### What to do
Only the lines with the string "Wolf" are needed; return each of them from the entries below.

(Dataset records)

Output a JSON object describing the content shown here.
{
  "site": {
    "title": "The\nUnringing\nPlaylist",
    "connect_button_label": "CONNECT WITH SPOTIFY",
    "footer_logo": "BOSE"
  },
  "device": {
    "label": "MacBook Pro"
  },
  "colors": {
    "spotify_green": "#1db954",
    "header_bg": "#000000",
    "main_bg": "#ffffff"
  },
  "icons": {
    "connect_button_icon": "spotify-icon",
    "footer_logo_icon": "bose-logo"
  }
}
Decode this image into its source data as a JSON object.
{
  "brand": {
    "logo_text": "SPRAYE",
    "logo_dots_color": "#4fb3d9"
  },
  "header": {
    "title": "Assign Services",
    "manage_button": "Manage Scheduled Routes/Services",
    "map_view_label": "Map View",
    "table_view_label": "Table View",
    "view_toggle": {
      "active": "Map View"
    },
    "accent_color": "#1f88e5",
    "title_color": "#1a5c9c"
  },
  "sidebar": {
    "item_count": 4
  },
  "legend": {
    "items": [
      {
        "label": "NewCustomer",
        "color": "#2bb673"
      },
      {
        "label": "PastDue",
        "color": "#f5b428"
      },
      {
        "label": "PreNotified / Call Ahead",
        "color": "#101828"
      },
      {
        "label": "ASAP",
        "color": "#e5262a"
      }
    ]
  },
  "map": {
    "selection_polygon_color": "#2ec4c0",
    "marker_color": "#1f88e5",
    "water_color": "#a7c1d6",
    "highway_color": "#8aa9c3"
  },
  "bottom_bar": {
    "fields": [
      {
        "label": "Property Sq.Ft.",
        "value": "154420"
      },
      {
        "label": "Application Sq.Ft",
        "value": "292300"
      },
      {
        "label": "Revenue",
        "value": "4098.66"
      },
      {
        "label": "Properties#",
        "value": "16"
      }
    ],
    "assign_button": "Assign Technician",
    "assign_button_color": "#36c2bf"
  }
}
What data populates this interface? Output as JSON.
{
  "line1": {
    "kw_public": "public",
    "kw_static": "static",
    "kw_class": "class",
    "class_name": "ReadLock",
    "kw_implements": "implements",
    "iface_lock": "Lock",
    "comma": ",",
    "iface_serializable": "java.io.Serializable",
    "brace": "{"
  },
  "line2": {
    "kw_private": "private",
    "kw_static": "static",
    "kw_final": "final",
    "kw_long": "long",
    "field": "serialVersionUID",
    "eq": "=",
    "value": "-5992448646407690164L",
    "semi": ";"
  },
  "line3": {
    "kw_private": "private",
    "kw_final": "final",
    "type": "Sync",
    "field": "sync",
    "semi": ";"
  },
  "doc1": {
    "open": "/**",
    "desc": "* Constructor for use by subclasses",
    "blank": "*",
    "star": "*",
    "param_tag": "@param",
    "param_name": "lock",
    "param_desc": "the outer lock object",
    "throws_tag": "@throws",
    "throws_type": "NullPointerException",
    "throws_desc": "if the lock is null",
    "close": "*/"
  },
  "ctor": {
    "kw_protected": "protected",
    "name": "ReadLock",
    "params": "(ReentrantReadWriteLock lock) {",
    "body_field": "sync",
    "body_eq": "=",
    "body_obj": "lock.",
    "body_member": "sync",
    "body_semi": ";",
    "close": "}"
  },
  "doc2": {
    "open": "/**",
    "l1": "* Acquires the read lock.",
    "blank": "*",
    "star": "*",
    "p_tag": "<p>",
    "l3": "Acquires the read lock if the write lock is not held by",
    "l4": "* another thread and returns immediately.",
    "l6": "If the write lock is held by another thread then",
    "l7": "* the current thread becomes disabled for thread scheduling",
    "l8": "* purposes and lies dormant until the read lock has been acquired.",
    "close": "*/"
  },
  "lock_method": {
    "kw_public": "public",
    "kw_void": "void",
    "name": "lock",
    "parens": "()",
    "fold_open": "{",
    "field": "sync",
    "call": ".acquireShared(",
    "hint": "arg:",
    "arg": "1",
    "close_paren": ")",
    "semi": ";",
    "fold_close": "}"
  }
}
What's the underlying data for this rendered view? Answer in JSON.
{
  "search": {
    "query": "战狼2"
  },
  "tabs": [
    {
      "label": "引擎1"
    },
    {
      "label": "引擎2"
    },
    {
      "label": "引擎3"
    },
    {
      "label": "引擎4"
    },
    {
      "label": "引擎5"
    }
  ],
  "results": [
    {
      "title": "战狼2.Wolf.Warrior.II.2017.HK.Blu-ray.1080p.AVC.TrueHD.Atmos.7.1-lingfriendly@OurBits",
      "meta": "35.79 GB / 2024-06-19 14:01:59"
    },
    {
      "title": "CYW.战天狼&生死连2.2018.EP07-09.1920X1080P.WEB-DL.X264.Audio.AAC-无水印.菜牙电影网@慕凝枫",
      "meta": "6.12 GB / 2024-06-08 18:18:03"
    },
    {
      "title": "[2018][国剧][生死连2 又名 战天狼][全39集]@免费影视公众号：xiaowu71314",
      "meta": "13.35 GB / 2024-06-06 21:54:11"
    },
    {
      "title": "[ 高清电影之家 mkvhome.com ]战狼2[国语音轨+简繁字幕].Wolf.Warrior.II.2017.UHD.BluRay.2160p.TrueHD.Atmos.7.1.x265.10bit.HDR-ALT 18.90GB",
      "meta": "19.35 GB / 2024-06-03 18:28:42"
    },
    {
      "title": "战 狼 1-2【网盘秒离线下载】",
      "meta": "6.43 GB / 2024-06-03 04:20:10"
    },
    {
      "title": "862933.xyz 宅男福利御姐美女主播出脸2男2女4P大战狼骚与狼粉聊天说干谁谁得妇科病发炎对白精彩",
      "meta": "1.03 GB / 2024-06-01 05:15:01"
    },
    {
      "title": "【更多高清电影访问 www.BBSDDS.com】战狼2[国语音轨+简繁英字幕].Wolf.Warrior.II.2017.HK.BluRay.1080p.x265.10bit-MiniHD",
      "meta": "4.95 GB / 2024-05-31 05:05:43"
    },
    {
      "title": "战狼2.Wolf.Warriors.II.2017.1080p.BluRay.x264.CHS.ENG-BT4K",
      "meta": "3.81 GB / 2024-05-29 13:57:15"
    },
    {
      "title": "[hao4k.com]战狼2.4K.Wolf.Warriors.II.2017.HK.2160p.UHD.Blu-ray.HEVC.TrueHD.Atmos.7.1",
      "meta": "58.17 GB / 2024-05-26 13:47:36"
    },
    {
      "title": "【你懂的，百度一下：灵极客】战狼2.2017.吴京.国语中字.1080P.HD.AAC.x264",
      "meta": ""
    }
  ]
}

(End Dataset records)

### Exercise answer
      "title": "战狼2.Wolf.Warrior.II.2017.HK.Blu-ray.1080p.AVC.TrueHD.Atmos.7.1-lingfriendly@OurBits",
      "title": "[ 高清电影之家 mkvhome.com ]战狼2[国语音轨+简繁字幕].Wolf.Warrior.II.2017.UHD.BluRay.2160p.TrueHD.Atmos.7.1.x265.10bit.HDR-ALT 18.90GB",
      "title": "【更多高清电影访问 www.BBSDDS.com】战狼2[国语音轨+简繁英字幕].Wolf.Warrior.II.2017.HK.BluRay.1080p.x265.10bit-MiniHD",
      "title": "战狼2.Wolf.Warriors.II.2017.1080p.BluRay.x264.CHS.ENG-BT4K",
      "title": "[hao4k.com]战狼2.4K.Wolf.Warriors.II.2017.HK.2160p.UHD.Blu-ray.HEVC.TrueHD.Atmos.7.1",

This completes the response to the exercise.